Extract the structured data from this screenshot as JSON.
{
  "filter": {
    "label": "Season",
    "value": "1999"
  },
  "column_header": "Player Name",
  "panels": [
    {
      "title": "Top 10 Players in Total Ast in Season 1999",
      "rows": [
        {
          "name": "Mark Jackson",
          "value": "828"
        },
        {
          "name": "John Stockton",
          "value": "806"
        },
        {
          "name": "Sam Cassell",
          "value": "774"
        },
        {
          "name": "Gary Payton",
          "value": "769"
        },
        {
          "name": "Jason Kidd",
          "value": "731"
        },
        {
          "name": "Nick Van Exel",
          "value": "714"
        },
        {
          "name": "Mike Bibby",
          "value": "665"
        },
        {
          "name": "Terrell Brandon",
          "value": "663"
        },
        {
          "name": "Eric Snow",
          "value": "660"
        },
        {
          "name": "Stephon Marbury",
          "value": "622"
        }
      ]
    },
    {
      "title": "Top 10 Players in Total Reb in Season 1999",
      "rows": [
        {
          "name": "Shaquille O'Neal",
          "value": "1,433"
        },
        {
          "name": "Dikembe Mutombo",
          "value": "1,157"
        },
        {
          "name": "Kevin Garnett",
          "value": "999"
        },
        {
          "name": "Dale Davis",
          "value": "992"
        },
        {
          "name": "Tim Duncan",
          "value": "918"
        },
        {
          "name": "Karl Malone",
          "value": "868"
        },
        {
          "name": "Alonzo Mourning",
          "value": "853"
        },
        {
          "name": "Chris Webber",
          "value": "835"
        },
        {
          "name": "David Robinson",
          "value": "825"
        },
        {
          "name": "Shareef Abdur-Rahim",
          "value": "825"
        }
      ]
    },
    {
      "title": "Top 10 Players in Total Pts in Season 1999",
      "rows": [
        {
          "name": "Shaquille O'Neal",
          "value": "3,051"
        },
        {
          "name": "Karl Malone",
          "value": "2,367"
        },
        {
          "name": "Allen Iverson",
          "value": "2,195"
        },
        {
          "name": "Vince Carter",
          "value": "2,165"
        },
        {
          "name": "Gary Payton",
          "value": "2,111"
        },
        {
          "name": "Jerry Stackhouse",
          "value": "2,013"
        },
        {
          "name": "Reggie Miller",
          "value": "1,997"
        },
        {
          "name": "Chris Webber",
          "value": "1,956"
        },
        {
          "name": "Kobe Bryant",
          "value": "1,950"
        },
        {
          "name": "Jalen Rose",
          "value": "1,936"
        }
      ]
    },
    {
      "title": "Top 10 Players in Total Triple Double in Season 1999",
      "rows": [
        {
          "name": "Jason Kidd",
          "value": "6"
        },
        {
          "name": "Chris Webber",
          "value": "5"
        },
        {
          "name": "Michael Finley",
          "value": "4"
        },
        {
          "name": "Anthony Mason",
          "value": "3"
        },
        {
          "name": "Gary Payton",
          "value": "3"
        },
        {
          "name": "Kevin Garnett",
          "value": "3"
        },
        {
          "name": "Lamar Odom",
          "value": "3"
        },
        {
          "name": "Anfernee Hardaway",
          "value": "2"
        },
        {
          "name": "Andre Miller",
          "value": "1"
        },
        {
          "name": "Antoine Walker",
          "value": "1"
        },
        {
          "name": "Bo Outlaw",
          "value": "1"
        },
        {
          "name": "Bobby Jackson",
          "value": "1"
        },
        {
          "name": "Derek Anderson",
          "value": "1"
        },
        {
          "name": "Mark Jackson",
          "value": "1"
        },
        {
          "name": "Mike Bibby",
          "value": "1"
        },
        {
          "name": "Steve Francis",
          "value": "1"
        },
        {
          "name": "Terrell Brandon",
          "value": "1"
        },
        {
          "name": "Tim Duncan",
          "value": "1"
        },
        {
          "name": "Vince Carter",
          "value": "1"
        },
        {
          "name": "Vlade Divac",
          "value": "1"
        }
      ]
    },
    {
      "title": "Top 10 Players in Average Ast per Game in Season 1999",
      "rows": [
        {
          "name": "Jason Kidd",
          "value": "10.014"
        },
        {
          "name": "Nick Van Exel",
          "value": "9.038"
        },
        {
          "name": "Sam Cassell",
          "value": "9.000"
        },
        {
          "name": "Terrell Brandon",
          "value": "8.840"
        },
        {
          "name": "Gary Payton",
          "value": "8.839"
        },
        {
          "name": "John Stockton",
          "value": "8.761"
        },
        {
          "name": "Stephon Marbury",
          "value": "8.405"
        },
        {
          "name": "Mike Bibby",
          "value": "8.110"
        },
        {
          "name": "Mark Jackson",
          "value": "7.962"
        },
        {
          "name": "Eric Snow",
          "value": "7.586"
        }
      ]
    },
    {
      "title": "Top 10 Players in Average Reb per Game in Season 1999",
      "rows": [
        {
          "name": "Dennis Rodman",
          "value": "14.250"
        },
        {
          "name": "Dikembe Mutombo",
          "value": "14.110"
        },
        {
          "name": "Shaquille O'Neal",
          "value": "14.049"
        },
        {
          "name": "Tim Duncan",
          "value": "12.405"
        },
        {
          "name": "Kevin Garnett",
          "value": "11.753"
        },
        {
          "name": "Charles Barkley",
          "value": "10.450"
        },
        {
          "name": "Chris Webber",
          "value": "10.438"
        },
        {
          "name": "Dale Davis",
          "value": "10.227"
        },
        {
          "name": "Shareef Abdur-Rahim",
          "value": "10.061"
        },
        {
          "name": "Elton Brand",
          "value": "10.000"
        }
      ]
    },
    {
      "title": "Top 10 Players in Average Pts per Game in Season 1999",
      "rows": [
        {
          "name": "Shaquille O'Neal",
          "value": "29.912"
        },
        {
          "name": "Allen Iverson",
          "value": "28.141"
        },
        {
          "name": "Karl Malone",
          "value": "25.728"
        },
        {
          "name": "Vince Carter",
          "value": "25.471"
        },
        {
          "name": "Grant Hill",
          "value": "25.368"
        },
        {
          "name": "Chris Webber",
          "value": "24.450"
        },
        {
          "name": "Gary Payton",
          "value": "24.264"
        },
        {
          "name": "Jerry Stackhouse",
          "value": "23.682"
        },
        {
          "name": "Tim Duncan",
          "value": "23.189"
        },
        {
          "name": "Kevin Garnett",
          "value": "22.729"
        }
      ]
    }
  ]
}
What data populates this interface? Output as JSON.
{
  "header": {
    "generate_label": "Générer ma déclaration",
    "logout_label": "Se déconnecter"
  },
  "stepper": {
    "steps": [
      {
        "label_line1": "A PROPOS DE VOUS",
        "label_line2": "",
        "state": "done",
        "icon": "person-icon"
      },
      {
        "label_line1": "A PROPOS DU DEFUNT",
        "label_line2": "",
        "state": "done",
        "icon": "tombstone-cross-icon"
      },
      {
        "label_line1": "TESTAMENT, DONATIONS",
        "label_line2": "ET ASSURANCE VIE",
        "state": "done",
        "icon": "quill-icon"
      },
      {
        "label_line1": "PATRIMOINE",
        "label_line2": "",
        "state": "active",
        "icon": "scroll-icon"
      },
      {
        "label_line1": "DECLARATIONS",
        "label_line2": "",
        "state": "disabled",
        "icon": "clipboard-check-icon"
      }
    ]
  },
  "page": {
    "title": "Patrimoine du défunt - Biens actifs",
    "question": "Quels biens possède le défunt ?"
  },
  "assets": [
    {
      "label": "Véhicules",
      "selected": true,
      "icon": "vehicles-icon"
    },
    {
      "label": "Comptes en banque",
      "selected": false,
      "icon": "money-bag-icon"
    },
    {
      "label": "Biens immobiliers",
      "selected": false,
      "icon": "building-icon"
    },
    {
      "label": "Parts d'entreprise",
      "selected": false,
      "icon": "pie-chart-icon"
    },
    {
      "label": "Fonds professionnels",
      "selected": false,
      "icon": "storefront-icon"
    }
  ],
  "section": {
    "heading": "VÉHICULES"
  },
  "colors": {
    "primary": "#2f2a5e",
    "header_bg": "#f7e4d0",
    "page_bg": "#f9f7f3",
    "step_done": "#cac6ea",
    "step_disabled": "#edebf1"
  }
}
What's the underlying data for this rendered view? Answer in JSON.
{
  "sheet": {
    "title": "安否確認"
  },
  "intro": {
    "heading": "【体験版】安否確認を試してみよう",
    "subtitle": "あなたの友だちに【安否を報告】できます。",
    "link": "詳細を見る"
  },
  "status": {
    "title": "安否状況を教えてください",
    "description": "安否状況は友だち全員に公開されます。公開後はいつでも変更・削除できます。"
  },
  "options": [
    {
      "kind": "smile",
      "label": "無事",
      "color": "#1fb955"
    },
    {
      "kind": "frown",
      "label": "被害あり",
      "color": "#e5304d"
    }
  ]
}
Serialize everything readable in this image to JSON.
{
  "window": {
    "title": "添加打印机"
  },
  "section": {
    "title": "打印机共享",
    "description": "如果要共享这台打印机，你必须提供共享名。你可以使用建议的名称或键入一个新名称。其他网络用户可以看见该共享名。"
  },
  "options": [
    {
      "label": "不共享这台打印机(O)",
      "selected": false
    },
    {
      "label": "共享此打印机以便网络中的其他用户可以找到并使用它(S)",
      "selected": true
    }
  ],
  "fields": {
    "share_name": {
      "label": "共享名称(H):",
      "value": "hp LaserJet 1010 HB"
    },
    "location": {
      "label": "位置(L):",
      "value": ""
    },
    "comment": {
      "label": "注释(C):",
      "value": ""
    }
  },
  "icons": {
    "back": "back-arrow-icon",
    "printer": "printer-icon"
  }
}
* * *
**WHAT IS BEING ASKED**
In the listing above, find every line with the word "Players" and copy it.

**RESPONSE**
      "title": "Top 10 Players in Total Ast in Season 1999",
      "title": "Top 10 Players in Total Reb in Season 1999",
      "title": "Top 10 Players in Total Pts in Season 1999",
      "title": "Top 10 Players in Total Triple Double in Season 1999",
      "title": "Top 10 Players in Average Ast per Game in Season 1999",
      "title": "Top 10 Players in Average Reb per Game in Season 1999",
      "title": "Top 10 Players in Average Pts per Game in Season 1999",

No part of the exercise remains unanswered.